By reporting road hazards, you not only help alert the responsible parties to the need for repairs but also create a record of the hazard that can be used as evidence in the event of an accident.
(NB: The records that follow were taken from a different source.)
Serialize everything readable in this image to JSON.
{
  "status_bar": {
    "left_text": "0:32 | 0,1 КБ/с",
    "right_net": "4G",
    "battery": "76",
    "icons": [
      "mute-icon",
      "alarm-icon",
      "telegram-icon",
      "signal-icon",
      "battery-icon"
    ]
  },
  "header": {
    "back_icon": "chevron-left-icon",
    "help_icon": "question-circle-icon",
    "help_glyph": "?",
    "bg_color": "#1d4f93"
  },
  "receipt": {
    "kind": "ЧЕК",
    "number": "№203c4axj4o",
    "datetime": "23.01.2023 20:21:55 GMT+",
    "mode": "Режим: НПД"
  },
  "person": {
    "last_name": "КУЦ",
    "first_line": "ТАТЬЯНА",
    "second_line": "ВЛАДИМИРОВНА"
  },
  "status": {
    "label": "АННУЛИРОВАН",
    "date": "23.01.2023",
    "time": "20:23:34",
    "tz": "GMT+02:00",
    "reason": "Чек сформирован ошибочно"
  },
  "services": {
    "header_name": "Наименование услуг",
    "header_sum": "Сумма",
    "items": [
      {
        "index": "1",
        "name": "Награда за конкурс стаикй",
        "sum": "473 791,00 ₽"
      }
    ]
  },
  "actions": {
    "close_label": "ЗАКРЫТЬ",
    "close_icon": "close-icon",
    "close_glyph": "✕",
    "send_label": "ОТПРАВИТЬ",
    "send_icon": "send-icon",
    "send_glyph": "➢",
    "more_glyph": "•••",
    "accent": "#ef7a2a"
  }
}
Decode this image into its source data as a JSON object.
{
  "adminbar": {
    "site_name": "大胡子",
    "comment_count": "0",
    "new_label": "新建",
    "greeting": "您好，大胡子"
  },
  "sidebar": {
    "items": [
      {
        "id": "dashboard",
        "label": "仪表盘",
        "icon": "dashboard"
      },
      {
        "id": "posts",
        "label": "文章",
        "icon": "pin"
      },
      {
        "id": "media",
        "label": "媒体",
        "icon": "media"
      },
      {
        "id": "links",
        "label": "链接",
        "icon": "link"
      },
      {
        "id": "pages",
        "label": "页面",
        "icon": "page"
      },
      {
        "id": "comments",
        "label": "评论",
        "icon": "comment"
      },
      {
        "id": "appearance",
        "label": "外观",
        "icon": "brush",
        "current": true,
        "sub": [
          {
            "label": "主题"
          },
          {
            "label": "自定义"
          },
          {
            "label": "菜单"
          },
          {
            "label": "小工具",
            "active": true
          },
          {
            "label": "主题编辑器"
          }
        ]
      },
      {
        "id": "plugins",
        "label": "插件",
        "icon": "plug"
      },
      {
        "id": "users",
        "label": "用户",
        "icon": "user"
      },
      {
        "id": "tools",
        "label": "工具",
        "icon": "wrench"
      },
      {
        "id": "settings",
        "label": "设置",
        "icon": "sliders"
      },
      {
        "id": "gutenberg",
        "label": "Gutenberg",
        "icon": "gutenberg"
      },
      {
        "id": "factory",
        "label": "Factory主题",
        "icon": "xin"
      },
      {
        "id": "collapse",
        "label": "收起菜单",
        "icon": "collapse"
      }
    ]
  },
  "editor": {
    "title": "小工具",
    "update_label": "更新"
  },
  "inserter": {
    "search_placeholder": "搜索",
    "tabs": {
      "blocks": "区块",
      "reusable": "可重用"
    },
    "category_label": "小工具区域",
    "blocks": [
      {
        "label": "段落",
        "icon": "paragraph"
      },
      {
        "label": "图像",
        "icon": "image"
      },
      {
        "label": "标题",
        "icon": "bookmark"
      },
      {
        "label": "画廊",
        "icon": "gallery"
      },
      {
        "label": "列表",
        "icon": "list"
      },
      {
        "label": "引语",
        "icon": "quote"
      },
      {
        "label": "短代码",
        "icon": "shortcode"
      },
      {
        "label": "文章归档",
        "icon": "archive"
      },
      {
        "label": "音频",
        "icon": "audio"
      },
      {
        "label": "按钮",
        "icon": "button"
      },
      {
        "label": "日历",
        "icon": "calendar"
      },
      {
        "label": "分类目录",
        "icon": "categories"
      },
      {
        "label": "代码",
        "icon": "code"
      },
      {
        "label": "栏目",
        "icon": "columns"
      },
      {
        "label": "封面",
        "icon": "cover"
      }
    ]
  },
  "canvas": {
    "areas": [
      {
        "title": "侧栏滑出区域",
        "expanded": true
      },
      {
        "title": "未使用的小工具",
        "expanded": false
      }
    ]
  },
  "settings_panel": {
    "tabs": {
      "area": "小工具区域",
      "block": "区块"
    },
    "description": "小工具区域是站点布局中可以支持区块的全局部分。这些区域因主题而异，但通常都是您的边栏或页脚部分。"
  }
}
If an accident occurs due to a hazard that has been previously reported, it may be easier to demonstrate that the responsible party had notice of the hazard and failed to take appropriate action to address it.

In addition to reporting hazards, drivers can take steps to protect themselves and others when navigating hazardous road conditions.

5 Ways Drivers Can Reduce Accidents

  1. Slowing down and increasing the following distance to allow more time to react to hazards.
  2. Avoid distractions, such as cell phone use or eating while driving, to maintain focus on the road.
  3. Double check that vehicle tires, brakes, and other safety features are properly maintained to minimize the risk of mechanical failures.
  4. Adjusting driving habits to suit weather conditions, such as reducing speed on wet or icy roads.
  5. Being particularly cautious in construction zones and other areas where road conditions may be unpredictable.

By taking a proactive approach to road safety, drivers can help prevent accidents and protect themselves and others from the dangers posed by road hazards.

Road Hazard Accident? Talk to a Car Accident Attorney Today

If you've been injured in a road hazard accident, don't hesitate to seek legal guidance. An experienced personal injury attorney at Francis Firm can help you with determining liability, gathering evidence, and pursuing the compensation you need. They can also help you understand how comparative negligence may apply to your case and work to protect your rights throughout the legal process.

Don't let a road hazard accident leave you struggling with medical bills, lost wages, and other damages. Contact us at Francis Firm today to schedule a consultation and learn more about your legal options. With the right legal representation, you can hold the responsible parties accountable and secure the compensation you need to move forward after a road hazard accident.